Publication: Electrical World
New York, NY, United States
Up to within the past two or three years the form of insulators used for the purpose of supporting electrical conductors on poles underwent practically no change since these devices were first introduced. They answered every purpose under the comparatively low electric pressures then utilized, but on the adoption of high pressures in transmission lines it at once became evident that the old form of insulators was not suited for the new conditions.
Mr. Fred M. Locke, Victor, N. Y., was among the first to observe the deficiencies in the old form of insulator as supports for high pressure electrical lines. He noted the tendency to arc between the lower edge of the insulator and the supporting pin. This trouble is avoided by Mr. Locke in his high voltage insulators, by constructing them of larger diameter, thus introducing a wider air space and consequently higher resistance between the edges and the pin. Another important advantage of this form of insulator is the stronger support afforded by the short pin.
In rainy or damp weather the drippings from the edge of an insulator reduce the insulation more or less, and it is desirable, therefore, to avoid this leakage loss as far as possible. Mr. Locke accomplishes this desirable result in the triple petticoat oval form of insulator by providing a bend or trough upon its periphery to conduct the water and drippings to the points farthest removed from the supporting pin, i. e., at the opposite ends of the longer axis. The form and adoption of this trough are shown in the illustration.

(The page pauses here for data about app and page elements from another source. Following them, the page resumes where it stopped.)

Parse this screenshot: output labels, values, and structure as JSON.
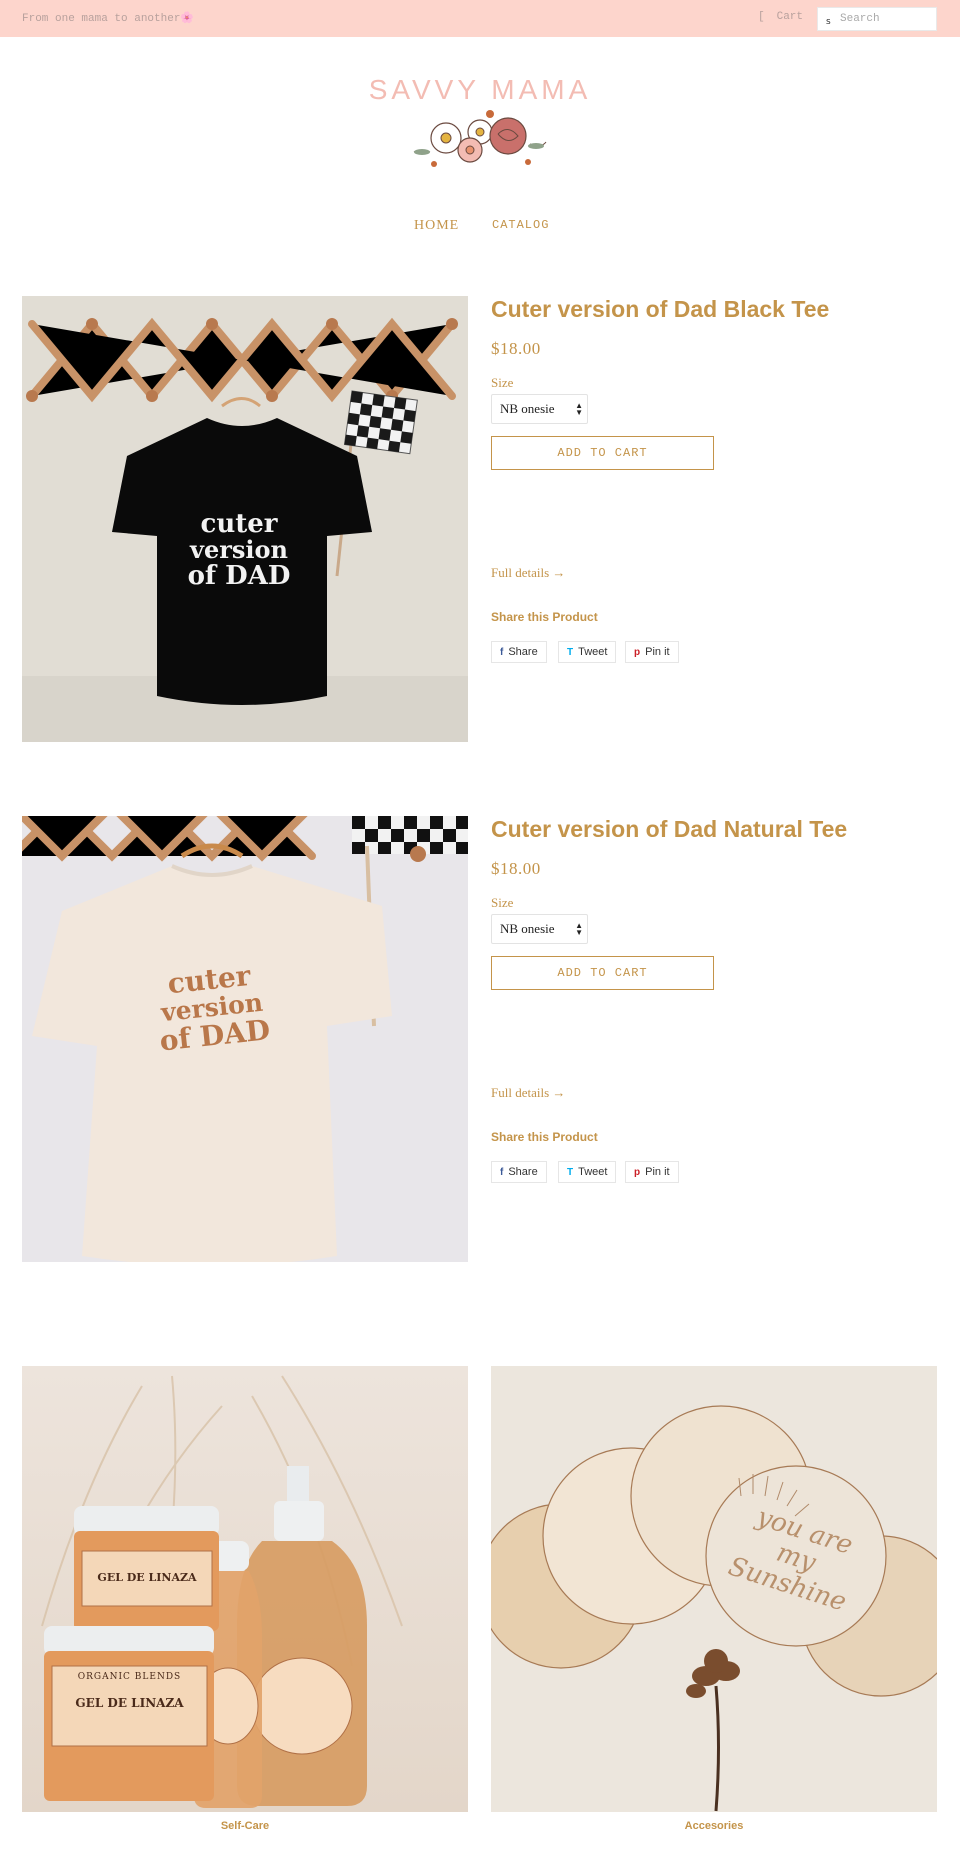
{
  "announcement": {
    "message": "From one mama to another🌸",
    "cart_label": "Cart",
    "cart_icon": "cart-icon",
    "search_placeholder": "Search",
    "search_icon": "search-icon"
  },
  "logo": {
    "text": "SAVVY MAMA"
  },
  "nav": {
    "items": [
      {
        "label": "HOME"
      },
      {
        "label": "CATALOG"
      }
    ]
  },
  "products": [
    {
      "title": "Cuter version of Dad Black Tee",
      "price": "$18.00",
      "size_label": "Size",
      "size_selected": "NB onesie",
      "add_to_cart": "ADD TO CART",
      "full_details": "Full details →",
      "share_title": "Share this Product",
      "share": {
        "facebook": "Share",
        "twitter": "Tweet",
        "pinterest": "Pin it"
      },
      "graphic_text": [
        "cuter",
        "version",
        "of DAD"
      ],
      "shirt_color": "#0a0a0a"
    },
    {
      "title": "Cuter version of Dad Natural Tee",
      "price": "$18.00",
      "size_label": "Size",
      "size_selected": "NB onesie",
      "add_to_cart": "ADD TO CART",
      "full_details": "Full details →",
      "share_title": "Share this Product",
      "share": {
        "facebook": "Share",
        "twitter": "Tweet",
        "pinterest": "Pin it"
      },
      "graphic_text": [
        "cuter",
        "version",
        "of DAD"
      ],
      "shirt_color": "#f4eadf"
    }
  ],
  "collections": [
    {
      "label": "Self-Care",
      "product_text": [
        "GEL DE LINAZA",
        "ORGANIC BLENDS"
      ]
    },
    {
      "label": "Accesories",
      "product_text": [
        "you are my Sunshine"
      ]
    }
  ],
  "colors": {
    "accent": "#c4944a",
    "announcement_bg": "#fdd5cc",
    "logo": "#f3bcb3"
  }
}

The advantage of the petticoats or skirts inside of the insulator are obvious.
The insulator illustrated represents the form used at Niagara Falls and on the Lachine Rapids transmission line, and is known as the Helmet type. Patents on this insulator have been issued to Mr. Locke, who is said to be the originator of the triple petticoat.
|Keywords:||Power Transmission : Niagara : Fred Locke : Patent : U-937|
|Researcher notes:||The insulator is U-937. Note mention of it being used on the Lachine Rapids line. All specimens of U-937 have been from the Niagara line.|
|Supplemental information:||Patent: 590,806 Article: 5191 which incorrectly credited White-Crosby with the design of U-937.|
|Date completed:||June 4, 2005 by: Elton Gish;|